> _YOUR GOAL_:
A word-for-word restatement of all the records is the required answer.

> _EXERCISE MATERIAL_:
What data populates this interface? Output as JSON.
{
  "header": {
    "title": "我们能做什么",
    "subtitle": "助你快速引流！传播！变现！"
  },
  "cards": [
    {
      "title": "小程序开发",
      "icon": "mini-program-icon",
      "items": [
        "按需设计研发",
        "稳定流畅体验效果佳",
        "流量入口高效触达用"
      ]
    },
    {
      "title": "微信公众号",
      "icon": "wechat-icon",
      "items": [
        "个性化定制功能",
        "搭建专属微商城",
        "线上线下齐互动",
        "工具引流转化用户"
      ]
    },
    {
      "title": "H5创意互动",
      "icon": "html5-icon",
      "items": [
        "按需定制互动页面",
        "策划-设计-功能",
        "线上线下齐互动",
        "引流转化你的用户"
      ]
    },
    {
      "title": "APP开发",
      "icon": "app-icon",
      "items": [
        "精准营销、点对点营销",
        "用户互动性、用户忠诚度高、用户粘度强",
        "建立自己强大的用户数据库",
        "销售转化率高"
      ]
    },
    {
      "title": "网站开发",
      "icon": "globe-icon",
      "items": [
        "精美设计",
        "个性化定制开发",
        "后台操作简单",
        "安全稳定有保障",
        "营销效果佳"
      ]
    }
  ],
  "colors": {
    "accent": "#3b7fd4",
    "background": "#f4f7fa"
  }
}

> _RESPONSE TO THIS TASK_:
What data populates this interface? Output as JSON.
{
  "header": {
    "title": "我们能做什么",
    "subtitle": "助你快速引流！传播！变现！"
  },
  "cards": [
    {
      "title": "小程序开发",
      "icon": "mini-program-icon",
      "items": [
        "按需设计研发",
        "稳定流畅体验效果佳",
        "流量入口高效触达用"
      ]
    },
    {
      "title": "微信公众号",
      "icon": "wechat-icon",
      "items": [
        "个性化定制功能",
        "搭建专属微商城",
        "线上线下齐互动",
        "工具引流转化用户"
      ]
    },
    {
      "title": "H5创意互动",
      "icon": "html5-icon",
      "items": [
        "按需定制互动页面",
        "策划-设计-功能",
        "线上线下齐互动",
        "引流转化你的用户"
      ]
    },
    {
      "title": "APP开发",
      "icon": "app-icon",
      "items": [
        "精准营销、点对点营销",
        "用户互动性、用户忠诚度高、用户粘度强",
        "建立自己强大的用户数据库",
        "销售转化率高"
      ]
    },
    {
      "title": "网站开发",
      "icon": "globe-icon",
      "items": [
        "精美设计",
        "个性化定制开发",
        "后台操作简单",
        "安全稳定有保障",
        "营销效果佳"
      ]
    }
  ],
  "colors": {
    "accent": "#3b7fd4",
    "background": "#f4f7fa"
  }
}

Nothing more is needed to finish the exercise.